Zimbabwe was last week elected chair of the African Forum of Independent Accounting and Auditing Regulators (AFIAAR), which is geared towards driving independent audit regulation and improving audit quality on the continent.
The election was conducted during the organisation’s inaugural meeting in Victoria Falls.
The thrust of AFIAAR is to enhance consistency between countries on audit quality and independent regulation, while creating opportunities for countries to collaborate with one another in areas such as inspections and investigations to improve results and efficiency in protecting the public.
Zimbabwe will be represented by Admire Ndurunduru, the secretary for Public Accountants and Auditors Board (PAAB).
South Africa was elected vice-chair, represented by Bernard Agulhas, who is chief executive officer of the Independent Regulatory Board for Auditors (IRBA), and Ethiopia was elected as third officer and represented by Gashe Desta Yemane, the director-general of the Accounting and Auditing Board of Ethiopia.
In his inaugural speech after being elected to the chairmanship, Ndurunduru said he would enhance transparency and accountability among the member states through collaborative efforts.
“Through greater collaboration and working together, we can grow our economy. Through working together, we can impact our countries through enhancing transparency accountability and foster investment in our various jurisdictions.
As office bearers, we will be calling upon members for ideas thought processes on how to progress. The action plan that we need to deliver on as well as regulate the auditing and accounting profession across the continent also influence development regionally and internationally in the area of accounting and auditing,” he said.

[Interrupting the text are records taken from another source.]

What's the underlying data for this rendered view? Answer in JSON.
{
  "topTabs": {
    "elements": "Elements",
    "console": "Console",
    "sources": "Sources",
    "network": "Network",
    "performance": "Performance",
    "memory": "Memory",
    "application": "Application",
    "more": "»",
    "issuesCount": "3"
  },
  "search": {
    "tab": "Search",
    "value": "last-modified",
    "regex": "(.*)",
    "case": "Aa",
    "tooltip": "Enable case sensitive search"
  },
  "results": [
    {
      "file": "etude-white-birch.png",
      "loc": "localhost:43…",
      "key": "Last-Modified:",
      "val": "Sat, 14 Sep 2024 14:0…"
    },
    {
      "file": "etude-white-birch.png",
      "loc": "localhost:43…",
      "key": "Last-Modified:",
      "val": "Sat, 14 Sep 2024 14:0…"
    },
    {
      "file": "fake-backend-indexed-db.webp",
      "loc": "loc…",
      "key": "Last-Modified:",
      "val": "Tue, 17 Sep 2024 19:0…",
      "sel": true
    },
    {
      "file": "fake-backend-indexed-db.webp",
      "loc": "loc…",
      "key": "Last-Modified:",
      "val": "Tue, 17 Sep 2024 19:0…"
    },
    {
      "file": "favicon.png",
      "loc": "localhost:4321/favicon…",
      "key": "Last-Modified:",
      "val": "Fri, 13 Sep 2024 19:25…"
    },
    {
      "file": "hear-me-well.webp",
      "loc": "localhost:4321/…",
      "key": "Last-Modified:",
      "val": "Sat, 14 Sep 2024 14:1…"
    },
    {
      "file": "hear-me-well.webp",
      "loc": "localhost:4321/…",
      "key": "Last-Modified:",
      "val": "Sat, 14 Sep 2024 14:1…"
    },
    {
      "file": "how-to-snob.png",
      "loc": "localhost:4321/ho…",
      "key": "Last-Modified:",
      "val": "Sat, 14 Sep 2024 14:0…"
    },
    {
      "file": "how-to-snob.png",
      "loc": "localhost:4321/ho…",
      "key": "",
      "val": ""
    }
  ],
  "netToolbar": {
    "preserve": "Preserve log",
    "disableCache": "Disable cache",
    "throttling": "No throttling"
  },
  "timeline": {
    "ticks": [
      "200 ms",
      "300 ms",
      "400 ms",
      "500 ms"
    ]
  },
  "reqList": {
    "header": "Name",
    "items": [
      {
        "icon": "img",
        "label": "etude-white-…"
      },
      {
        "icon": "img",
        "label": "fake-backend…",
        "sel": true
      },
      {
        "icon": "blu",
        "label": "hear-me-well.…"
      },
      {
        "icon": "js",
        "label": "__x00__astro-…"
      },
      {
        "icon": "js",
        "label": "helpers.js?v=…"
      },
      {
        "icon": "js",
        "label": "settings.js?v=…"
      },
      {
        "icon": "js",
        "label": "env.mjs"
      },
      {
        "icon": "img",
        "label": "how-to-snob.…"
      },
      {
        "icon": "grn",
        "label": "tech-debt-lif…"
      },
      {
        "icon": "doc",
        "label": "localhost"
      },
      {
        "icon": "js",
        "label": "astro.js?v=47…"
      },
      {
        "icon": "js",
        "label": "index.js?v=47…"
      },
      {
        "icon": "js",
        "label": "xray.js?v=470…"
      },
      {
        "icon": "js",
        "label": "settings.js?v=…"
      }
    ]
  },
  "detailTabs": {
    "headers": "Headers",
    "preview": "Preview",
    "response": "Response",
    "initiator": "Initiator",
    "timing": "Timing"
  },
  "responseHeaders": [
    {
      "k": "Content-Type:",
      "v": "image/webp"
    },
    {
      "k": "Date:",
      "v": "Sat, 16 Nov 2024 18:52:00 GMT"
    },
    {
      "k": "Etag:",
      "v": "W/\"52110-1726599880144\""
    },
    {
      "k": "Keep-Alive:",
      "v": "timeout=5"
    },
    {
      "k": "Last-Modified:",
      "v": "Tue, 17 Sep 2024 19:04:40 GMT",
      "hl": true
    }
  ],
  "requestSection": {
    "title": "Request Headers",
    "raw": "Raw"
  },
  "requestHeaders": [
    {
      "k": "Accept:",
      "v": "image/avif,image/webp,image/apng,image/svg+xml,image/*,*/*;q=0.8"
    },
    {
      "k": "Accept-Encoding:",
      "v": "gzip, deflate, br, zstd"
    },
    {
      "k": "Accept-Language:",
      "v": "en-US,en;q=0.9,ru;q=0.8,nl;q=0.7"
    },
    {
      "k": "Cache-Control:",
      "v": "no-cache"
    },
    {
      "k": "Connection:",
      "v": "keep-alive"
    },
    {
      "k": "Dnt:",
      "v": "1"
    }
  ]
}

AFIAAR’s 11 founding members are Zimbabwe, Botswana, Ethiopia, Lesotho, Malawi, Mauritius, Mozambique, Namibia, Tanzania, South Africa and Zambia.
The event was co-hosted by PAAB Zimbabwe and the IRBA of South Africa.
Also Read: Lockdown fines revised upwardsMembers of the public who violate lockdown regulations now risk paying a spot fine of $5 000 while those found guilty of deliberately transmitting HIV can pay up to $1,6 million. Fines have been reviewed upwards with immediate effect. Level 14 offences, the highest level of offences, now attract a fine of $1,6 million up from $800 000 and include crimes such as concealing treason, deliberately transmitting...learn more